[Supplied entries]
-=-=-=-=-

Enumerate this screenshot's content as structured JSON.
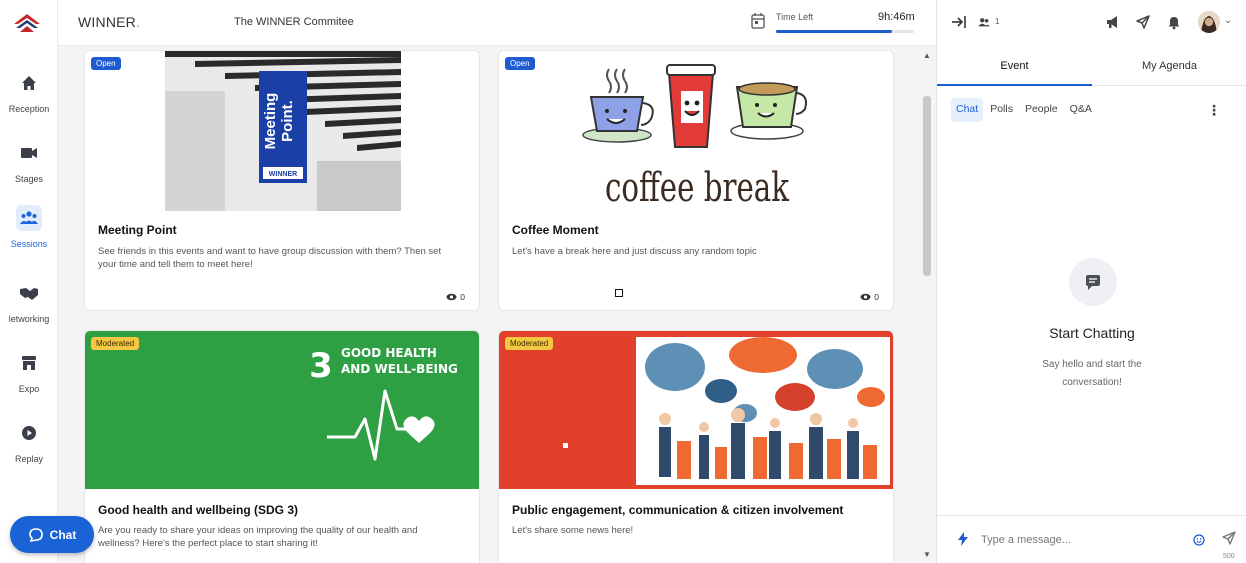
{
  "header": {
    "brand": "WINNER",
    "brand_dot": ".",
    "committee": "The WINNER Commitee",
    "time_left_label": "Time Left",
    "time_left_value": "9h:46m",
    "time_progress": 0.84
  },
  "sidebar": {
    "items": [
      {
        "label": "Reception",
        "icon": "home-icon"
      },
      {
        "label": "Stages",
        "icon": "video-camera-icon"
      },
      {
        "label": "Sessions",
        "icon": "group-icon",
        "active": true
      },
      {
        "label": "letworking",
        "icon": "handshake-icon"
      },
      {
        "label": "Expo",
        "icon": "store-icon"
      },
      {
        "label": "Replay",
        "icon": "play-icon"
      }
    ]
  },
  "sessions": [
    {
      "badge": "Open",
      "title": "Meeting Point",
      "desc": "See friends in this events and want to have group discussion with them? Then set your time and tell them to meet here!",
      "views": "0",
      "sign_lines": [
        "Meeting",
        "Point."
      ],
      "sign_brand": "WINNER"
    },
    {
      "badge": "Open",
      "title": "Coffee Moment",
      "desc": "Let's have a break here and just discuss any random topic",
      "views": "0",
      "image_text": "coffee break"
    },
    {
      "badge": "Moderated",
      "title": "Good health and wellbeing (SDG 3)",
      "desc": "Are you ready to share your ideas on improving the quality of our health and wellness? Here's the perfect place to start sharing it!",
      "sdg_number": "3",
      "sdg_line1": "GOOD HEALTH",
      "sdg_line2": "AND WELL-BEING",
      "color": "#2ea043"
    },
    {
      "badge": "Moderated",
      "title": "Public engagement, communication & citizen involvement",
      "desc": "Let's share some news here!",
      "color": "#e2402b"
    }
  ],
  "panel": {
    "attendees": "1",
    "tabs": [
      "Event",
      "My Agenda"
    ],
    "subtabs": [
      "Chat",
      "Polls",
      "People",
      "Q&A"
    ],
    "empty_title": "Start Chatting",
    "empty_sub": "Say hello and start the conversation!",
    "composer_placeholder": "Type a message...",
    "char_limit": "500"
  },
  "fab": {
    "label": "Chat"
  },
  "colors": {
    "accent": "#1e5bd0",
    "open_badge": "#1e5bd0",
    "moderated_badge": "#f4c842"
  }
}
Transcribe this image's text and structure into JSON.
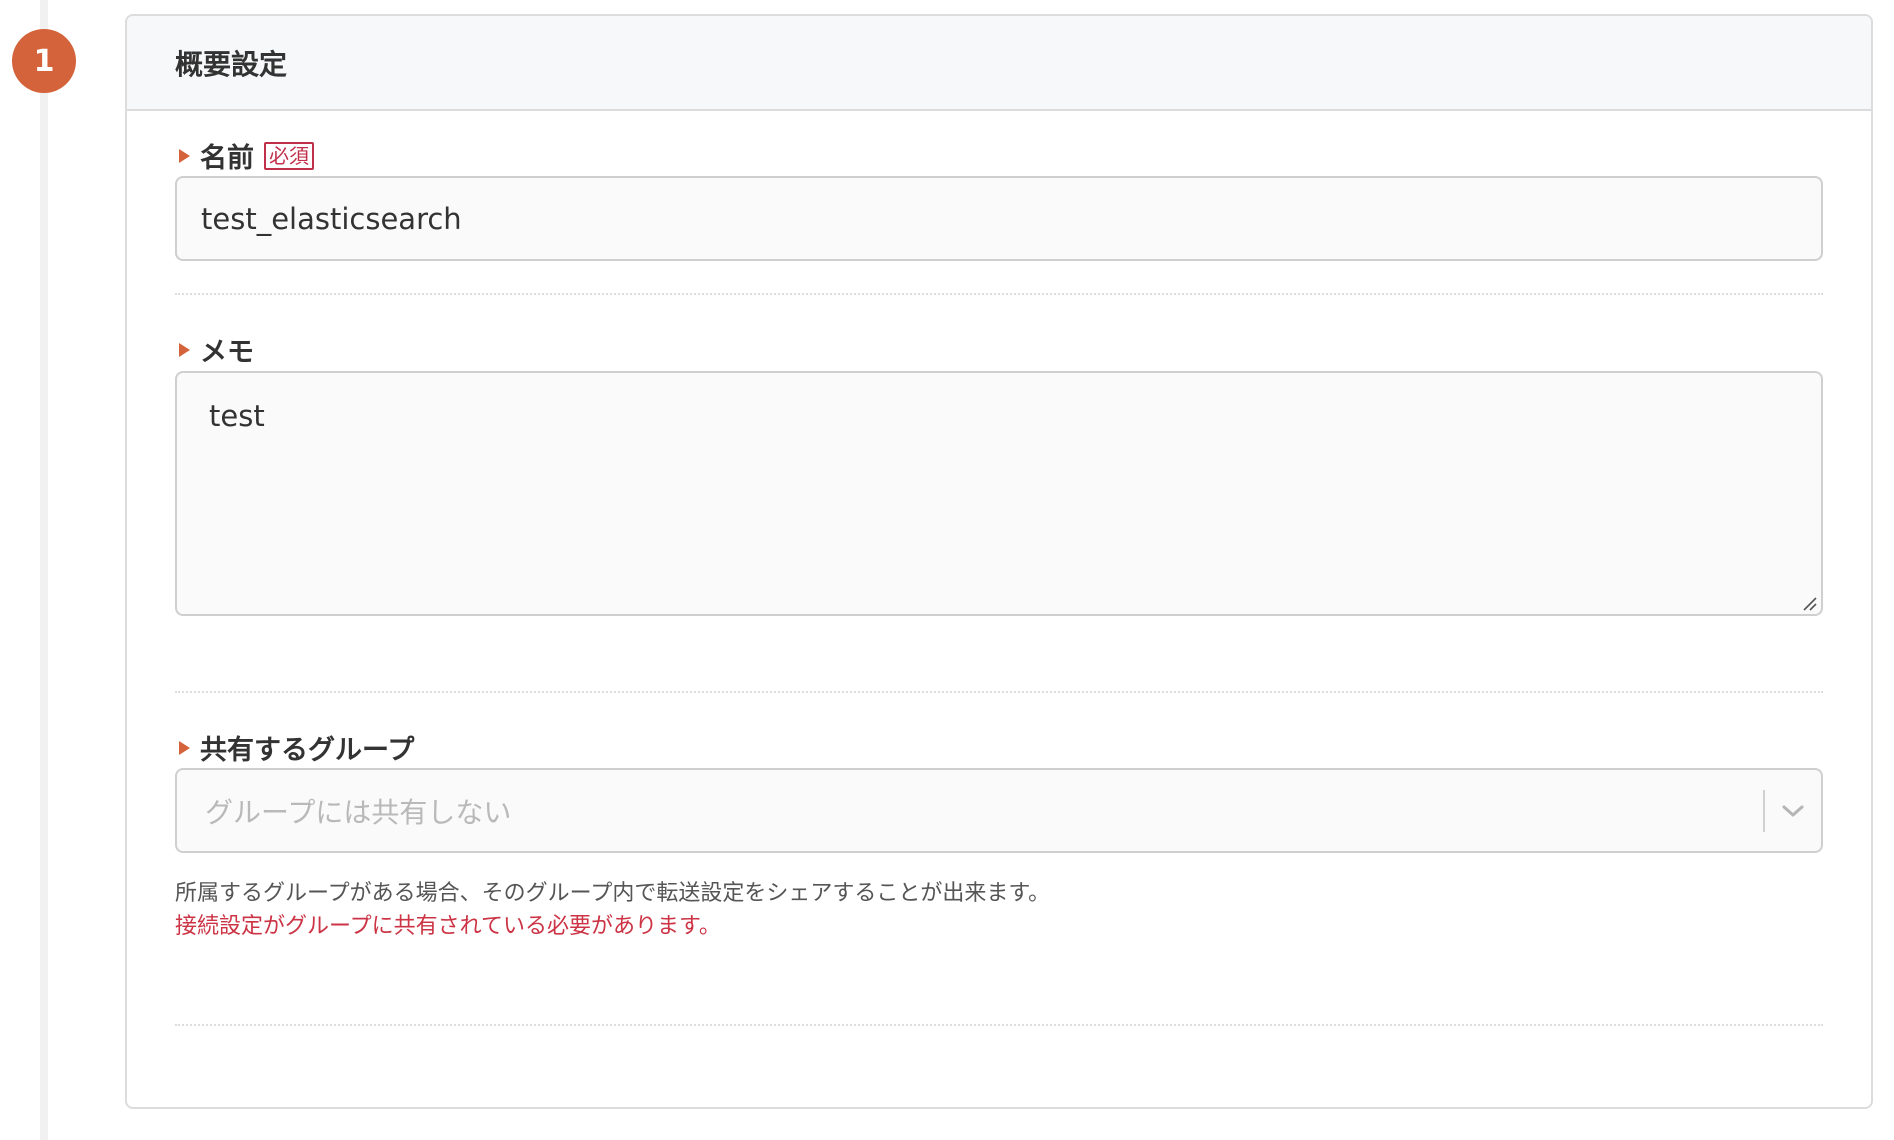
{
  "step": {
    "number": "1"
  },
  "panel": {
    "title": "概要設定"
  },
  "fields": {
    "name": {
      "label": "名前",
      "required_label": "必須",
      "value": "test_elasticsearch"
    },
    "memo": {
      "label": "メモ",
      "value": "test"
    },
    "share_group": {
      "label": "共有するグループ",
      "placeholder": "グループには共有しない",
      "help": "所属するグループがある場合、そのグループ内で転送設定をシェアすることが出来ます。",
      "warning": "接続設定がグループに共有されている必要があります。"
    }
  },
  "icons": {
    "label_marker": "triangle-right-icon",
    "select_toggle": "chevron-down-icon",
    "textarea_resize": "resize-grip-icon"
  },
  "colors": {
    "accent": "#d4623a",
    "required": "#c0304a",
    "warning": "#cc3344"
  }
}
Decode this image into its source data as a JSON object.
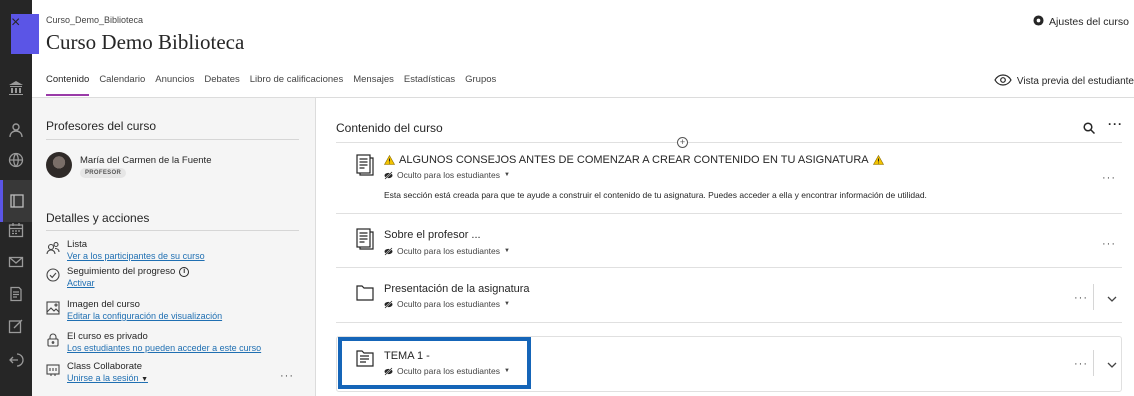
{
  "rail": {
    "close_label": "×",
    "icons": [
      "institution-icon",
      "user-icon",
      "globe-icon",
      "courses-icon",
      "calendar-icon",
      "mail-icon",
      "grades-icon",
      "tools-icon",
      "signout-icon"
    ]
  },
  "header": {
    "breadcrumb": "Curso_Demo_Biblioteca",
    "title": "Curso Demo Biblioteca",
    "settings_label": "Ajustes del curso"
  },
  "tabs": [
    {
      "label": "Contenido",
      "active": true
    },
    {
      "label": "Calendario",
      "active": false
    },
    {
      "label": "Anuncios",
      "active": false
    },
    {
      "label": "Debates",
      "active": false
    },
    {
      "label": "Libro de calificaciones",
      "active": false
    },
    {
      "label": "Mensajes",
      "active": false
    },
    {
      "label": "Estadísticas",
      "active": false
    },
    {
      "label": "Grupos",
      "active": false
    }
  ],
  "preview_label": "Vista previa del estudiante",
  "left": {
    "teachers_heading": "Profesores del curso",
    "teacher_name": "María del Carmen de la Fuente",
    "teacher_badge": "PROFESOR",
    "details_heading": "Detalles y acciones",
    "details": [
      {
        "title": "Lista",
        "link": "Ver a los participantes de su curso"
      },
      {
        "title": "Seguimiento del progreso",
        "link": "Activar"
      },
      {
        "title": "Imagen del curso",
        "link": "Editar la configuración de visualización"
      },
      {
        "title": "El curso es privado",
        "link": "Los estudiantes no pueden acceder a este curso"
      },
      {
        "title": "Class Collaborate",
        "link": "Unirse a la sesión"
      }
    ],
    "more": "···"
  },
  "content": {
    "heading": "Contenido del curso",
    "more": "···",
    "plus": "+",
    "items": [
      {
        "title": "ALGUNOS CONSEJOS ANTES DE COMENZAR A CREAR CONTENIDO EN TU ASIGNATURA",
        "status": "Oculto para los estudiantes",
        "description": "Esta sección está creada para que te ayude a construir el contenido de tu asignatura. Puedes acceder a ella y encontrar información de utilidad.",
        "more": "···"
      },
      {
        "title": "Sobre el profesor ...",
        "status": "Oculto para los estudiantes",
        "more": "···"
      },
      {
        "title": "Presentación de la asignatura",
        "status": "Oculto para los estudiantes",
        "more": "···"
      },
      {
        "title": "TEMA 1 -",
        "status": "Oculto para los estudiantes",
        "more": "···"
      }
    ]
  },
  "colors": {
    "rail": "#262626",
    "accent": "#5b55e6",
    "tab_underline": "#9a3ba8",
    "link": "#1f6fb2",
    "highlight": "#1565b8",
    "warning": "#f2c200"
  }
}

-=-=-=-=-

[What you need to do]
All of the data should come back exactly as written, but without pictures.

[Your response]
Enumerate this screenshot's content as structured JSON.
{
  "header": {
    "brand": "WINNER",
    "brand_dot": ".",
    "committee": "The WINNER Commitee",
    "time_left_label": "Time Left",
    "time_left_value": "9h:46m",
    "time_progress": 0.84
  },
  "sidebar": {
    "items": [
      {
        "label": "Reception",
        "icon": "home-icon"
      },
      {
        "label": "Stages",
        "icon": "video-camera-icon"
      },
      {
        "label": "Sessions",
        "icon": "group-icon",
        "active": true
      },
      {
        "label": "letworking",
        "icon": "handshake-icon"
      },
      {
        "label": "Expo",
        "icon": "store-icon"
      },
      {
        "label": "Replay",
        "icon": "play-icon"
      }
    ]
  },
  "sessions": [
    {
      "badge": "Open",
      "title": "Meeting Point",
      "desc": "See friends in this events and want to have group discussion with them? Then set your time and tell them to meet here!",
      "views": "0",
      "sign_lines": [
        "Meeting",
        "Point."
      ],
      "sign_brand": "WINNER"
    },
    {
      "badge": "Open",
      "title": "Coffee Moment",
      "desc": "Let's have a break here and just discuss any random topic",
      "views": "0",
      "image_text": "coffee break"
    },
    {
      "badge": "Moderated",
      "title": "Good health and wellbeing (SDG 3)",
      "desc": "Are you ready to share your ideas on improving the quality of our health and wellness? Here's the perfect place to start sharing it!",
      "sdg_number": "3",
      "sdg_line1": "GOOD HEALTH",
      "sdg_line2": "AND WELL-BEING",
      "color": "#2ea043"
    },
    {
      "badge": "Moderated",
      "title": "Public engagement, communication & citizen involvement",
      "desc": "Let's share some news here!",
      "color": "#e2402b"
    }
  ],
  "panel": {
    "attendees": "1",
    "tabs": [
      "Event",
      "My Agenda"
    ],
    "subtabs": [
      "Chat",
      "Polls",
      "People",
      "Q&A"
    ],
    "empty_title": "Start Chatting",
    "empty_sub": "Say hello and start the conversation!",
    "composer_placeholder": "Type a message...",
    "char_limit": "500"
  },
  "fab": {
    "label": "Chat"
  },
  "colors": {
    "accent": "#1e5bd0",
    "open_badge": "#1e5bd0",
    "moderated_badge": "#f4c842"
  }
}
Transcribe this image's text and structure into JSON.
{
  "step": {
    "number": "1"
  },
  "panel": {
    "title": "概要設定"
  },
  "fields": {
    "name": {
      "label": "名前",
      "required_label": "必須",
      "value": "test_elasticsearch"
    },
    "memo": {
      "label": "メモ",
      "value": "test"
    },
    "share_group": {
      "label": "共有するグループ",
      "placeholder": "グループには共有しない",
      "help": "所属するグループがある場合、そのグループ内で転送設定をシェアすることが出来ます。",
      "warning": "接続設定がグループに共有されている必要があります。"
    }
  },
  "icons": {
    "label_marker": "triangle-right-icon",
    "select_toggle": "chevron-down-icon",
    "textarea_resize": "resize-grip-icon"
  },
  "colors": {
    "accent": "#d4623a",
    "required": "#c0304a",
    "warning": "#cc3344"
  }
}
Decode this image into its source data as a JSON object.
{
  "rail": {
    "close_label": "×",
    "icons": [
      "institution-icon",
      "user-icon",
      "globe-icon",
      "courses-icon",
      "calendar-icon",
      "mail-icon",
      "grades-icon",
      "tools-icon",
      "signout-icon"
    ]
  },
  "header": {
    "breadcrumb": "Curso_Demo_Biblioteca",
    "title": "Curso Demo Biblioteca",
    "settings_label": "Ajustes del curso"
  },
  "tabs": [
    {
      "label": "Contenido",
      "active": true
    },
    {
      "label": "Calendario",
      "active": false
    },
    {
      "label": "Anuncios",
      "active": false
    },
    {
      "label": "Debates",
      "active": false
    },
    {
      "label": "Libro de calificaciones",
      "active": false
    },
    {
      "label": "Mensajes",
      "active": false
    },
    {
      "label": "Estadísticas",
      "active": false
    },
    {
      "label": "Grupos",
      "active": false
    }
  ],
  "preview_label": "Vista previa del estudiante",
  "left": {
    "teachers_heading": "Profesores del curso",
    "teacher_name": "María del Carmen de la Fuente",
    "teacher_badge": "PROFESOR",
    "details_heading": "Detalles y acciones",
    "details": [
      {
        "title": "Lista",
        "link": "Ver a los participantes de su curso"
      },
      {
        "title": "Seguimiento del progreso",
        "link": "Activar"
      },
      {
        "title": "Imagen del curso",
        "link": "Editar la configuración de visualización"
      },
      {
        "title": "El curso es privado",
        "link": "Los estudiantes no pueden acceder a este curso"
      },
      {
        "title": "Class Collaborate",
        "link": "Unirse a la sesión"
      }
    ],
    "more": "···"
  },
  "content": {
    "heading": "Contenido del curso",
    "more": "···",
    "plus": "+",
    "items": [
      {
        "title": "ALGUNOS CONSEJOS ANTES DE COMENZAR A CREAR CONTENIDO EN TU ASIGNATURA",
        "status": "Oculto para los estudiantes",
        "description": "Esta sección está creada para que te ayude a construir el contenido de tu asignatura. Puedes acceder a ella y encontrar información de utilidad.",
        "more": "···"
      },
      {
        "title": "Sobre el profesor ...",
        "status": "Oculto para los estudiantes",
        "more": "···"
      },
      {
        "title": "Presentación de la asignatura",
        "status": "Oculto para los estudiantes",
        "more": "···"
      },
      {
        "title": "TEMA 1 -",
        "status": "Oculto para los estudiantes",
        "more": "···"
      }
    ]
  },
  "colors": {
    "rail": "#262626",
    "accent": "#5b55e6",
    "tab_underline": "#9a3ba8",
    "link": "#1f6fb2",
    "highlight": "#1565b8",
    "warning": "#f2c200"
  }
}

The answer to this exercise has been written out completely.